Our local Food City carries goose. I discovered this while pricing turkeys, but I didn't buy a goose until I noticed that Walmart also carries goose but they are around $60 each. The Food City geese are much more reasonable, around $20. So I bought a goose at Food City and stuck it in the freezer for Christmas baking.
I finally got around to cooking it yesterday. I won't go into too much detail, because not too many people I know would be interested in cooking goose, but I will point out that when people say, "Goose is greasy," they are NOT KIDDING. I opened the plastic wrapping and my hands were immediately covered in grease. It's that greasy, really. Ever handled raw bacon with your bare hands? It's like that, only greasier.
But that's good, actually. Goose grease is healthier and seriously tastier than bacon grease. I have a ton of it (ton here equals about three cups) in the fridge, nicely rendered and ready to use.
Anyway, the goose itself. Goose is considered a red meat, and I overcooked it despite all my care. It's easy to overcook. It wasn't bad, but kind of chewy due to being overcooked. It tastes like dark meat turkey to me, which I like. But turkeys cost about half as much and are easier to deal with. The vegetables I cooked with the goose were excellent, as was the complicated sauce I made to go with the whole thing. See the mortar and pestle in the pic above, to the left and a bit behind the goose? I've had that mortar and pestle for at least 15 years, but the sauce was the first time a recipe has ever called for a mortar and pestle. I was so pleased that I got to grate cumin seed, caraway seed, celery seed, and a lot of other spices together.

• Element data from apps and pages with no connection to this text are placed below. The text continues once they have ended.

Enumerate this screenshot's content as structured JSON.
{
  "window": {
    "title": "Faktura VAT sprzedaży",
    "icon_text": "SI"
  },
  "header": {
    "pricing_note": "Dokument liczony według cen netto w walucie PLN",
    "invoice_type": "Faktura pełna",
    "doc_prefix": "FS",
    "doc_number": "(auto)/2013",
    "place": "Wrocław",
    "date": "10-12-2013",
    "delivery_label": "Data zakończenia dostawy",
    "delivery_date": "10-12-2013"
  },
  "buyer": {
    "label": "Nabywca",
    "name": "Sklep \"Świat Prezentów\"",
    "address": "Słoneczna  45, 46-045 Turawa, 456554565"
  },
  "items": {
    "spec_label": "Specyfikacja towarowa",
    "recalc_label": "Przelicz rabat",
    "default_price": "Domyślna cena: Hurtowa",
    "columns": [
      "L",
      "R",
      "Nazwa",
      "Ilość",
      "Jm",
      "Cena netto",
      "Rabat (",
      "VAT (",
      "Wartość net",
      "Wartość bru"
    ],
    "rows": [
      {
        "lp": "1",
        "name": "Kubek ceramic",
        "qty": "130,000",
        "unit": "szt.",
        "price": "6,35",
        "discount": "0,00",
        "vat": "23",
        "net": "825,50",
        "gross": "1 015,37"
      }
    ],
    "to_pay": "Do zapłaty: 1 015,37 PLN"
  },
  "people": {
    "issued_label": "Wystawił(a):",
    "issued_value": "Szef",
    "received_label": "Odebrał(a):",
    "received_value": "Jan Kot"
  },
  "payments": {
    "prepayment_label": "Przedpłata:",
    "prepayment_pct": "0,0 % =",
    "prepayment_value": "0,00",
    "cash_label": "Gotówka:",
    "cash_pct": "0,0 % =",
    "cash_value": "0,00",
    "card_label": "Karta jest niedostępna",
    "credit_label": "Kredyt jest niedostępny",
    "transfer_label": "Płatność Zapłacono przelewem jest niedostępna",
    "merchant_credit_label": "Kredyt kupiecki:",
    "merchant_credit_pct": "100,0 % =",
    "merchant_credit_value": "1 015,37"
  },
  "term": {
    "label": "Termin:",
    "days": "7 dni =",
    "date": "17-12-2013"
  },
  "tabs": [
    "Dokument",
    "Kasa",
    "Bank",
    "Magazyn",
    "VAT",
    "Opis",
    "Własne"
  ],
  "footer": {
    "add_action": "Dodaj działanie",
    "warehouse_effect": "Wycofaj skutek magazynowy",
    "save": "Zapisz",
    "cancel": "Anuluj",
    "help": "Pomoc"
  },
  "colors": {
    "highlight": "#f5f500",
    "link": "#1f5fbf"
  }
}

In lighter baking news, I made cookies a few days before Christmas and they turned out great as always.
I hope everyone had a great holiday and got lots of good food to eat.